Raghuvanshi told TOI that his complaint was based on the rule of law. "We want an independent probe by the state government, as per the guidelines of the NHRC," he said. In his complaint, he sought videography of the postmortem of the victims and asked that the same be communicated to the NHRC.
Concerned over the deaths during the course of police action, the NHRC, in May 2010, had told chief ministers of all states to follow revised guidelines since its previous recommendations were not followed in "true spirit." If a specific complaint is made against the police alleging the commission of a criminal act on their part, which makes out a cognizable case of culpable homicide, the case shall be investigated by the state CB-CID or any other specialised investigation agency.
Prompt prosecution and disciplinary action must be initiated against all delinquent officers found guilty in the magisterial inquiry or police investigation, the NHRC noted.
Fake cloud on 'robber' ID proofsOUR SPECIAL CORRESPONDENT

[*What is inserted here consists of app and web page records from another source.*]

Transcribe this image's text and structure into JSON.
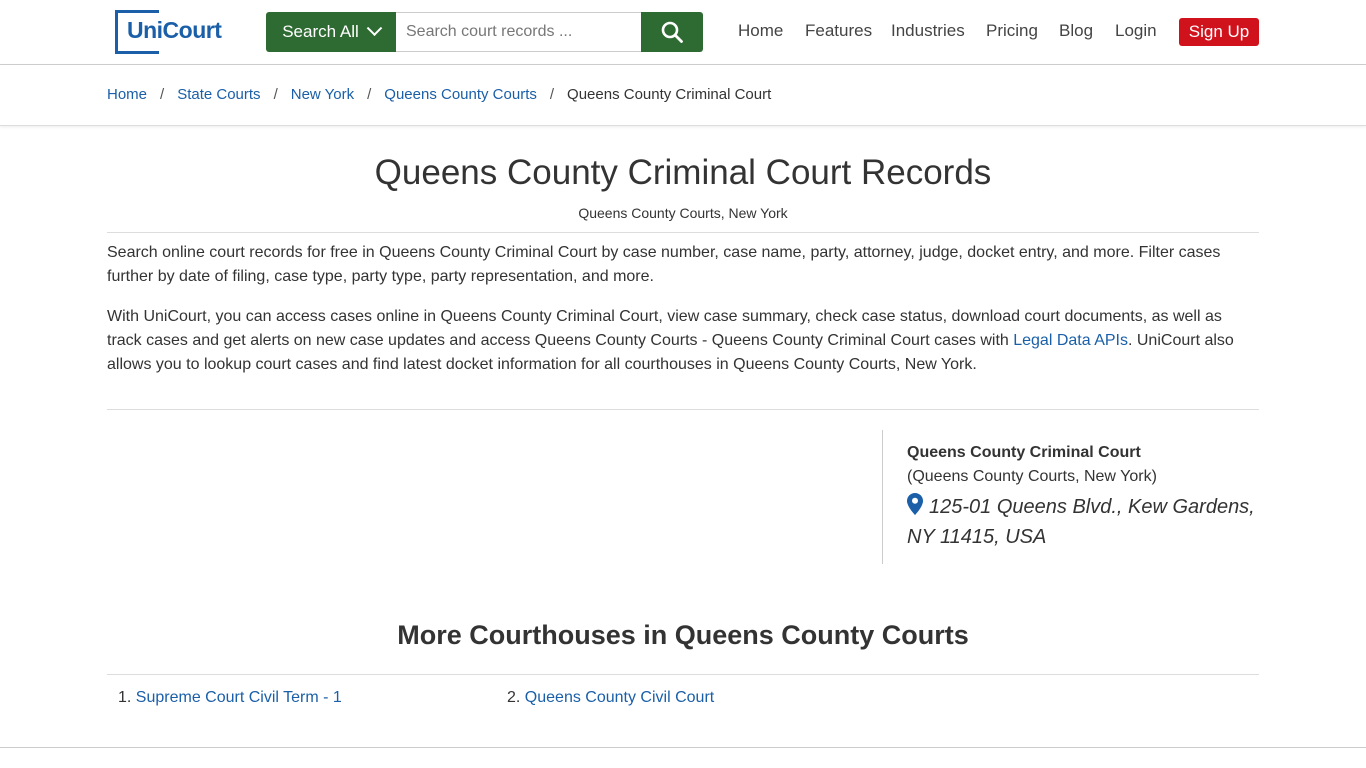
{
  "header": {
    "logo_text": "UniCourt",
    "search_all_label": "Search All",
    "search_placeholder": "Search court records ...",
    "nav": {
      "home": "Home",
      "features": "Features",
      "industries": "Industries",
      "pricing": "Pricing",
      "blog": "Blog",
      "login": "Login",
      "signup": "Sign Up"
    }
  },
  "breadcrumb": {
    "items": [
      "Home",
      "State Courts",
      "New York",
      "Queens County Courts"
    ],
    "current": "Queens County Criminal Court",
    "separator": "/"
  },
  "main": {
    "title": "Queens County Criminal Court Records",
    "subtitle": "Queens County Courts, New York",
    "para1": "Search online court records for free in Queens County Criminal Court by case number, case name, party, attorney, judge, docket entry, and more. Filter cases further by date of filing, case type, party type, party representation, and more.",
    "para2_before": "With UniCourt, you can access cases online in Queens County Criminal Court, view case summary, check case status, download court documents, as well as track cases and get alerts on new case updates and access Queens County Courts - Queens County Criminal Court cases with ",
    "para2_link": "Legal Data APIs",
    "para2_after": ". UniCourt also allows you to lookup court cases and find latest docket information for all courthouses in Queens County Courts, New York."
  },
  "court_info": {
    "name": "Queens County Criminal Court",
    "parent": "(Queens County Courts, New York)",
    "address": "125-01 Queens Blvd., Kew Gardens, NY 11415, USA"
  },
  "more": {
    "title": "More Courthouses in Queens County Courts",
    "items": [
      {
        "num": "1.",
        "label": "Supreme Court Civil Term - 1"
      },
      {
        "num": "2.",
        "label": "Queens County Civil Court"
      }
    ]
  },
  "colors": {
    "brand_blue": "#1a5fa8",
    "search_green": "#2e6b32",
    "signup_red": "#d0121c"
  }
}
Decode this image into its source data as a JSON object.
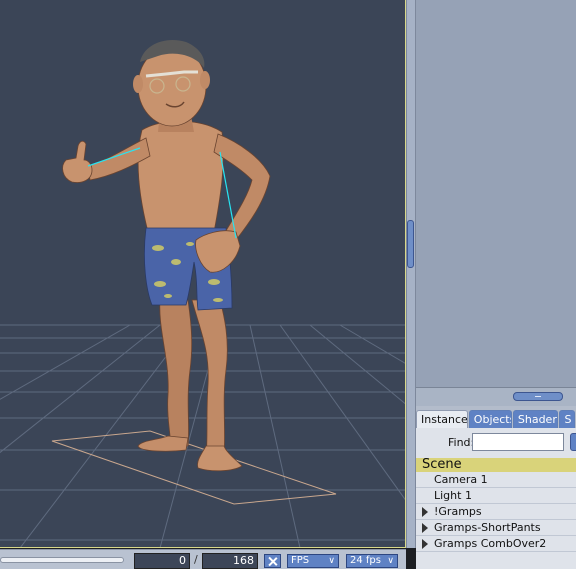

Chennai, Feb. 24: At least three of the five suspected bank robbers shot dead in Chennai yesterday could have had fake ID proofs, police said on a day the national rights panel sought an explanation on the alleged encounter.
Four Voter ID cards with Bihar addresses were found in the house where they were killed. The fifth was a driving licence that mentioned a Howrah locality.
While no man by the name of Abhay Kumar Singh, as listed on the Howrah licence, was found to be living in the town near Calcutta, Bihar police said at least two of the four cards mentioning the state appeared fabricated.
Patna SSP Alok Kumar suggested the voter card used to identify one of the robbers as Chandrika Rai may be spurious. That was because a person by that name was alive and living in his village at Fatuha, near Patna. "Chandrika Rai is a driver."
Doubts also surfaced about the identity of the second person, Vinod Kumar Sah, the alleged gang leader. "A police team found that no one by the name of Vinod Kumar Sah has ever lived in that village," Kumar said.
Chennai's SRM University has also denied that Vinod was a former student, as police in the southern state had claimed yesterday on the basis of some papers found in the house.
Bihar police are in the process of verifying the papers of the two others, named identified by the cards as Harishkumar Ray and Vinay Prasad.
Chennai police chief J.K. Tripathy acknowledged the IDs could be doctored. "We released their names based on the four voter ID cards and one driving licence. They could be fakes. We have sent the photos from the cards and that of the deceased (from the mortuary) for possible leads."
Other officers in Chennai said the ID cards could have been faked to enable the gang to book train tickets and rent houses — the five stayed as tenants in the house where they were shot dead. The lack of bullet marks has raised doubts about whether it was an encounter, as the cops have claimed.
Another officer dubbed the shootout a "deterrent". "There are thousands of migrant workers and students here. Our state cannot be a stage for criminal activities by unscrupulous elements using the student and worker population as a convenient cover."
The migrant theory was also mentioned by Lenin Raghuvanshi, a Varanasi activist who filed the petition that led the National Human Rights Commission to seek an explanation on the alleged encounter. "Everywhere in the world there is a distrust and intolerance towards migrants. Only an inquiry can reveal the truth." The state crime branch is probing the alleged shootout.